From the listing below, pull out all lines with "integrity" in them.
+ + + + +
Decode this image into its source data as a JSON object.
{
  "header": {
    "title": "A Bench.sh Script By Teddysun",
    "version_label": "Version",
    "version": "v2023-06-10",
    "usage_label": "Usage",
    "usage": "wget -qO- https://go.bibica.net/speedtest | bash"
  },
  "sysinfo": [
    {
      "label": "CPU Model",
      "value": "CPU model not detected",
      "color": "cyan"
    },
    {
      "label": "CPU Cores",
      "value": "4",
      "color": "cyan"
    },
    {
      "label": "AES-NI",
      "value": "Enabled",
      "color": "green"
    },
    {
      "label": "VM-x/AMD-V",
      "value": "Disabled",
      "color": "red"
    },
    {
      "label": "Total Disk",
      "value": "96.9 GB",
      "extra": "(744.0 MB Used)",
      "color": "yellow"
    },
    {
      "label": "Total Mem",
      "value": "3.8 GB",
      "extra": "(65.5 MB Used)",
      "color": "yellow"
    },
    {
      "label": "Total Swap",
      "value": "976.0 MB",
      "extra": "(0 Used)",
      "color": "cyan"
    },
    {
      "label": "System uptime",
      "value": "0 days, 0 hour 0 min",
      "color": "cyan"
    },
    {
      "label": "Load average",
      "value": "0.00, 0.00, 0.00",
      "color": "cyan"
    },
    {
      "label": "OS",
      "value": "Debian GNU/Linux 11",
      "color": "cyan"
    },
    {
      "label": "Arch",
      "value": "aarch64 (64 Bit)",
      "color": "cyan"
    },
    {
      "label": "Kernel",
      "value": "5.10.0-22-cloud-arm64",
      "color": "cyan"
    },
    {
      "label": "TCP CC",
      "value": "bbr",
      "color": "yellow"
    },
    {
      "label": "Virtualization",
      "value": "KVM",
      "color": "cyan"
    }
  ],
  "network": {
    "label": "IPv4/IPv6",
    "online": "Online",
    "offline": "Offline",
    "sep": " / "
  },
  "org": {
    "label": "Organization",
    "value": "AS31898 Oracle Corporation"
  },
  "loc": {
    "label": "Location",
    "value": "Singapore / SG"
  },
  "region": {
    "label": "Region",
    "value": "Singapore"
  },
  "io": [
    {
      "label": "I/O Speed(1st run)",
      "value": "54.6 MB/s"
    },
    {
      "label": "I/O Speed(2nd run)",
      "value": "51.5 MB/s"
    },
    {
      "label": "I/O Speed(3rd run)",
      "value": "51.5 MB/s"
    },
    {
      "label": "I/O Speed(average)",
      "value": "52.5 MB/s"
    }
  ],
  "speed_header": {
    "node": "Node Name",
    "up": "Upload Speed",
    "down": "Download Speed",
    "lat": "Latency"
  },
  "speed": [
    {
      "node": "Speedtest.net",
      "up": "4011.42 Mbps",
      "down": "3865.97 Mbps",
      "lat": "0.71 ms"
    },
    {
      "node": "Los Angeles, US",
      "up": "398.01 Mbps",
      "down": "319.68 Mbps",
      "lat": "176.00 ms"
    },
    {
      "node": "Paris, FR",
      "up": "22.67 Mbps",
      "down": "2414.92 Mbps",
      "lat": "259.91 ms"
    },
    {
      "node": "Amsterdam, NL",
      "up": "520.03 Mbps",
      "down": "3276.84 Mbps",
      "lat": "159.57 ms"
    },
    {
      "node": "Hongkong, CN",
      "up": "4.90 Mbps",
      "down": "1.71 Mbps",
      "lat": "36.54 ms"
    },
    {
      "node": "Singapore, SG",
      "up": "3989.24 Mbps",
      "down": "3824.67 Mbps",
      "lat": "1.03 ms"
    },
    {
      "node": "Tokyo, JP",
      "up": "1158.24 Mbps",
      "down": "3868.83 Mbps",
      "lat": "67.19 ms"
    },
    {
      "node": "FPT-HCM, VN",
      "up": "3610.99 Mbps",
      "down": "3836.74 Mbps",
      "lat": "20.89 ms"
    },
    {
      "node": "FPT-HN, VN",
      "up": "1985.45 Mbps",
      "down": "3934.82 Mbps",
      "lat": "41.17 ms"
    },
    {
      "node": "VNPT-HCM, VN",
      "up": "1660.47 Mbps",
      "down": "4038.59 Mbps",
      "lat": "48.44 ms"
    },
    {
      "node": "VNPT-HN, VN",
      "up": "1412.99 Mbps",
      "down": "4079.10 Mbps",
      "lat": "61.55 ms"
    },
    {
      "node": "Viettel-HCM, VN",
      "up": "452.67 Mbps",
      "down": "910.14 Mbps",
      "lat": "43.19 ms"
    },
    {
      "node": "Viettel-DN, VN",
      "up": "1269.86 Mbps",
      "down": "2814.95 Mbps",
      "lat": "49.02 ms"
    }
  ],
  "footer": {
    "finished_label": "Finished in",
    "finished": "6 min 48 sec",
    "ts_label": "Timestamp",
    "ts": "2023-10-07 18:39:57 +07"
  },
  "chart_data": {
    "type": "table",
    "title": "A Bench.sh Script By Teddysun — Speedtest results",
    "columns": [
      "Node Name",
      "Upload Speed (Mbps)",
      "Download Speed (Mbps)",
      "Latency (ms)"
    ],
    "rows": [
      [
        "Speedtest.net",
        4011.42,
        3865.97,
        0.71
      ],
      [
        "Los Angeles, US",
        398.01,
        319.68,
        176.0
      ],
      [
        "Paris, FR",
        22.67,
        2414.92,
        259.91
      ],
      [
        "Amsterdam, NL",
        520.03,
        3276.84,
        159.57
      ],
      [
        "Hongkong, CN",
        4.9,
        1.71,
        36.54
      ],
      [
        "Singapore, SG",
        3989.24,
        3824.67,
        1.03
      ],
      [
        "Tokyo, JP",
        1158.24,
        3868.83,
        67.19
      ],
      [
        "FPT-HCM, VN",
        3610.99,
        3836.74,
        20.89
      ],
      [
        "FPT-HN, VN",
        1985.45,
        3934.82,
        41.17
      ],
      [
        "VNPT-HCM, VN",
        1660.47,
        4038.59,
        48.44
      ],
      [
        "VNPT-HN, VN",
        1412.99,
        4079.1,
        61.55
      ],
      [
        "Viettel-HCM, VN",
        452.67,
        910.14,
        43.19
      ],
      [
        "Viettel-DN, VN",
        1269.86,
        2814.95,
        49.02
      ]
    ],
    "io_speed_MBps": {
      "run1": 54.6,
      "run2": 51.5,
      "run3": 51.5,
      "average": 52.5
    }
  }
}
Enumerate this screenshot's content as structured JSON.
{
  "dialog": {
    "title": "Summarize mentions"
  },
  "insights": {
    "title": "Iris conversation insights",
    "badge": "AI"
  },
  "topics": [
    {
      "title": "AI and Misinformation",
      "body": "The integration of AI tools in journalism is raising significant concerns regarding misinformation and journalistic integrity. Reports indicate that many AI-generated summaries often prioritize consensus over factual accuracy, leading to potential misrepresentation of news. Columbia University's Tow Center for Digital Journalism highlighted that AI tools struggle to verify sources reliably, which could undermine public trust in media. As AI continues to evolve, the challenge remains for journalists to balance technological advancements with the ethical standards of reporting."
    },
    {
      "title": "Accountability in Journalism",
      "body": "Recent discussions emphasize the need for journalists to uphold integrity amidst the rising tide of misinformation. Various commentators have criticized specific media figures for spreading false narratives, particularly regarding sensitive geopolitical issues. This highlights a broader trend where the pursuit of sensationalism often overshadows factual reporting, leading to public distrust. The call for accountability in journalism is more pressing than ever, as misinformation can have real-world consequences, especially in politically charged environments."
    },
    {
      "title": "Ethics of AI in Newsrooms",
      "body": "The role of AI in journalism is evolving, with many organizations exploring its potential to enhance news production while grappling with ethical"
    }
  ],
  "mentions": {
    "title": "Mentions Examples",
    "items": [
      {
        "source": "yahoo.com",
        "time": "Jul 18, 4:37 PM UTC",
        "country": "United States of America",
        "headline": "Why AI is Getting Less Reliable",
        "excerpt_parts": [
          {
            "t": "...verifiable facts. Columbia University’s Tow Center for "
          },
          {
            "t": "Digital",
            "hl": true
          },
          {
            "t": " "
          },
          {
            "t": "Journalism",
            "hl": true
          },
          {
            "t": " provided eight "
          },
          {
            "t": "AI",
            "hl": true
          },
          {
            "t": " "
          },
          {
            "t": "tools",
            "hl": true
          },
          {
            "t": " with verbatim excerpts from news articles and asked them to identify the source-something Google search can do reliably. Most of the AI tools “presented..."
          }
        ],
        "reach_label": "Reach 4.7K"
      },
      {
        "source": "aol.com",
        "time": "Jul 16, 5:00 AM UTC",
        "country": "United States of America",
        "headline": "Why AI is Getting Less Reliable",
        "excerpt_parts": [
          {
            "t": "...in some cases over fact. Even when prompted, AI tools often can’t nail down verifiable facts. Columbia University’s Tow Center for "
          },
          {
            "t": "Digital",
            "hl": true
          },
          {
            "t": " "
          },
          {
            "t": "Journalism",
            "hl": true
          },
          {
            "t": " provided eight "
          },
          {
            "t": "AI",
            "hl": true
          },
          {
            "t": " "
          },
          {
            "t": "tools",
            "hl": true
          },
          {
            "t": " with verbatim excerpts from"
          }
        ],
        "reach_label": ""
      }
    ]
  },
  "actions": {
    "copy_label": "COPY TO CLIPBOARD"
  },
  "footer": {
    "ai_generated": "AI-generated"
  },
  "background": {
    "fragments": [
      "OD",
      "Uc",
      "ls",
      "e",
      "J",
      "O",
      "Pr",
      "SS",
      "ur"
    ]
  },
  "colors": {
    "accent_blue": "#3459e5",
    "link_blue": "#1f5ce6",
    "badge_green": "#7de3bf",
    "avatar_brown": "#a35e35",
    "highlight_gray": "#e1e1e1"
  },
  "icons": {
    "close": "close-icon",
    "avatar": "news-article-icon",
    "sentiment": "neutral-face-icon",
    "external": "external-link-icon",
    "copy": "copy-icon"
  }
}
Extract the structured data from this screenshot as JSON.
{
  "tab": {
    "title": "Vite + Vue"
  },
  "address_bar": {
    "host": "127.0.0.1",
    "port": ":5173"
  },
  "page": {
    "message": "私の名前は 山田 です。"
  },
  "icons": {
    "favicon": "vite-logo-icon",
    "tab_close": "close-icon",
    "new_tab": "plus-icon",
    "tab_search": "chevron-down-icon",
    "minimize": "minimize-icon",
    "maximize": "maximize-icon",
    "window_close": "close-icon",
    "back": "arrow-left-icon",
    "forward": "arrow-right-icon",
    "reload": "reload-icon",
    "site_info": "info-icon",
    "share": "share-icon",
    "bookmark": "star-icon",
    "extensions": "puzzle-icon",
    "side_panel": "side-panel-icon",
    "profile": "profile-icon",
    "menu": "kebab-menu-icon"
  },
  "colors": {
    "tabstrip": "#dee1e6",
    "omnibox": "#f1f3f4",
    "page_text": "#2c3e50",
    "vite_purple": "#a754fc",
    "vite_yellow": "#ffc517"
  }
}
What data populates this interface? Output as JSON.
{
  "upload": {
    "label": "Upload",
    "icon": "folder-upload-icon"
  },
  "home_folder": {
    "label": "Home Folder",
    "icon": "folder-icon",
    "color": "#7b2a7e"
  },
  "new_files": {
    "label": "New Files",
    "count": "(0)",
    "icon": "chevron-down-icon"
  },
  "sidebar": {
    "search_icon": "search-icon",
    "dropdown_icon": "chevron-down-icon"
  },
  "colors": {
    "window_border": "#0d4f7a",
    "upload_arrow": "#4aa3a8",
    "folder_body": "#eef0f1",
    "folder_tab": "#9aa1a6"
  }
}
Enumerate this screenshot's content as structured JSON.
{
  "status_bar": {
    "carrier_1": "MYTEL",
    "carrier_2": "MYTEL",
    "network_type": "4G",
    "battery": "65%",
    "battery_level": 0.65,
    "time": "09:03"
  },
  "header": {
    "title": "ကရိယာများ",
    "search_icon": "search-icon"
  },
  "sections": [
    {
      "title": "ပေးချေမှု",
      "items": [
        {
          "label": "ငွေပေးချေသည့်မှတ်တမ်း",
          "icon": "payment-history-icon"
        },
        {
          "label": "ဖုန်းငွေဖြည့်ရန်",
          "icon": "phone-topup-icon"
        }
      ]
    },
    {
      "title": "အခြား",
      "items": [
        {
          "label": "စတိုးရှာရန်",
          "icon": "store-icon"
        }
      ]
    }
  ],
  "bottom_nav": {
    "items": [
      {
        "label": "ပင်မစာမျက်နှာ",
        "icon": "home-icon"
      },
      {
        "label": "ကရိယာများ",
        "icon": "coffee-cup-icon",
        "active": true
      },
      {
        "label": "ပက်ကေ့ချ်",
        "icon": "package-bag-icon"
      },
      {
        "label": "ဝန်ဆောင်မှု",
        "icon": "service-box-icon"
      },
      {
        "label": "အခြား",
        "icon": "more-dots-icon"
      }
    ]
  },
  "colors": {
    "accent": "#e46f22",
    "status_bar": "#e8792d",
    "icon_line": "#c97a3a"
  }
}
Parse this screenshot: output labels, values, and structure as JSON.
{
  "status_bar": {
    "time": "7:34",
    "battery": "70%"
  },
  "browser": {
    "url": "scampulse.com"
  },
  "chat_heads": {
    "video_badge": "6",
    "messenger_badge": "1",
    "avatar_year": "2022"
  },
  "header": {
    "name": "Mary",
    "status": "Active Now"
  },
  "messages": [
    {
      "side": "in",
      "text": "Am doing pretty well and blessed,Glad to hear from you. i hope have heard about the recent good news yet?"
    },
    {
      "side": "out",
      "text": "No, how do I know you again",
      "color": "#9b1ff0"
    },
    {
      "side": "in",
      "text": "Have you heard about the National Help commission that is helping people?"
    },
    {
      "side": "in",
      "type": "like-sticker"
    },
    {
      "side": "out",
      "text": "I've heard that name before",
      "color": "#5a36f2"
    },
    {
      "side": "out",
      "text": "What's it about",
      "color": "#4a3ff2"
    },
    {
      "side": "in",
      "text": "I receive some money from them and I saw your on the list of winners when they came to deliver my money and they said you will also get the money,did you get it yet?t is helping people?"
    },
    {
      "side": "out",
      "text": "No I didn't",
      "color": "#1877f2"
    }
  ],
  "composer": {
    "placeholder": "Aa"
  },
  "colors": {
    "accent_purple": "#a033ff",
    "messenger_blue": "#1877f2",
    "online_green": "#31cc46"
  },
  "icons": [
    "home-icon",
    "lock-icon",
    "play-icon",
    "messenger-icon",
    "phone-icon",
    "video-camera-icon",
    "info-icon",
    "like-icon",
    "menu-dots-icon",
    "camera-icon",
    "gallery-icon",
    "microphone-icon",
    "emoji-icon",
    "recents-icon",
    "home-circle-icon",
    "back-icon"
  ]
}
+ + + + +
* [WRITTEN SOLUTION]:
      "body": "The integration of AI tools in journalism is raising significant concerns regarding misinformation and journalistic integrity. Reports indicate that many AI-generated summaries often prioritize consensus over factual accuracy, leading to potential misrepresentation of news. Columbia University's Tow Center for Digital Journalism highlighted that AI tools struggle to verify sources reliably, which could undermine public trust in media. As AI continues to evolve, the challenge remains for journalists to balance technological advancements with the ethical standards of reporting."
      "body": "Recent discussions emphasize the need for journalists to uphold integrity amidst the rising tide of misinformation. Various commentators have criticized specific media figures for spreading false narratives, particularly regarding sensitive geopolitical issues. This highlights a broader trend where the pursuit of sensationalism often overshadows factual reporting, leading to public distrust. The call for accountability in journalism is more pressing than ever, as misinformation can have real-world consequences, especially in politically charged environments."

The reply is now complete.